[Web page and app entries]
-- Opening Marker --
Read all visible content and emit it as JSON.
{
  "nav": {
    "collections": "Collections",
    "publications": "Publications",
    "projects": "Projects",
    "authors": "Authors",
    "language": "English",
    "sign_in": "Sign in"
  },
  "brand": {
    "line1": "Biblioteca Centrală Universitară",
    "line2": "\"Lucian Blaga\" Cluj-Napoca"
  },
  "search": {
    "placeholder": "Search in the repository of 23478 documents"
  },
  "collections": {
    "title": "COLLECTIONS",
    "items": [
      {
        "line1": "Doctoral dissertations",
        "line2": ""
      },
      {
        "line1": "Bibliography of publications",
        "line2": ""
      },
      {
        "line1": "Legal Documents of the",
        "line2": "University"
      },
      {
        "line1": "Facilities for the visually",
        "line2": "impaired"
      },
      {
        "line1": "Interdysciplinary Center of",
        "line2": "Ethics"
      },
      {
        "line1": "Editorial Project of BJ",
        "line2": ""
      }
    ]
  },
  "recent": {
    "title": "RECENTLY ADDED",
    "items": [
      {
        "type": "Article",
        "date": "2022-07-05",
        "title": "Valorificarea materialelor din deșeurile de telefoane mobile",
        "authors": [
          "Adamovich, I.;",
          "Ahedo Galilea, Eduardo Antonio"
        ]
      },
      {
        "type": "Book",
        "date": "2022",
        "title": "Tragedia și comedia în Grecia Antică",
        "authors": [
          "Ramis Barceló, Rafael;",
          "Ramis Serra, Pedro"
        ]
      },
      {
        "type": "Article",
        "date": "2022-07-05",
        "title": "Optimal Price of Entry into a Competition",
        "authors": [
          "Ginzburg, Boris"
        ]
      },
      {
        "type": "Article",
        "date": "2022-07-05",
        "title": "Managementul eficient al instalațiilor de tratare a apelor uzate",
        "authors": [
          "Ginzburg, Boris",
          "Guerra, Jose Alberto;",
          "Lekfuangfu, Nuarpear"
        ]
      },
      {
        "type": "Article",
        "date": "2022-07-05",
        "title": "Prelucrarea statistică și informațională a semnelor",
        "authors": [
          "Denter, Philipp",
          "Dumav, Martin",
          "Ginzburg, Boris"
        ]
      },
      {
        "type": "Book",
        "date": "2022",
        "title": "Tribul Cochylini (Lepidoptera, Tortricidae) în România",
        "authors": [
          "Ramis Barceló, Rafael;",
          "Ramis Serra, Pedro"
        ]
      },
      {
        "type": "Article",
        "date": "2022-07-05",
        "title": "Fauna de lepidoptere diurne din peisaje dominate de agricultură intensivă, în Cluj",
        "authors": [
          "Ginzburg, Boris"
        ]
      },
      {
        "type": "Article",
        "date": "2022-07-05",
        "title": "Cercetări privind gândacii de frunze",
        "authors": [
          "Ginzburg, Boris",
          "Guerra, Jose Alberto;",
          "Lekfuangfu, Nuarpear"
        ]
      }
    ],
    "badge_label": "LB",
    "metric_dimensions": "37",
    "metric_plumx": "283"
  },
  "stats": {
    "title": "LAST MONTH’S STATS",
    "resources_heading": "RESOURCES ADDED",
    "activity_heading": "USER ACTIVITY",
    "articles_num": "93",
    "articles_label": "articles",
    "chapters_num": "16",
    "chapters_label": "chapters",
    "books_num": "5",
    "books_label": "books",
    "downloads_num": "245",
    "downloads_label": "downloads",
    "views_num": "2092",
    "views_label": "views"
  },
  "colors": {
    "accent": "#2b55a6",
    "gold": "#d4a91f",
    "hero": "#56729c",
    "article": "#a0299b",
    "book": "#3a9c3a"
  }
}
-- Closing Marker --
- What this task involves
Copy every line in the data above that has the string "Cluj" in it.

- Result of the exercise
    "line2": "\"Lucian Blaga\" Cluj-Napoca"
        "title": "Fauna de lepidoptere diurne din peisaje dominate de agricultură intensivă, în Cluj",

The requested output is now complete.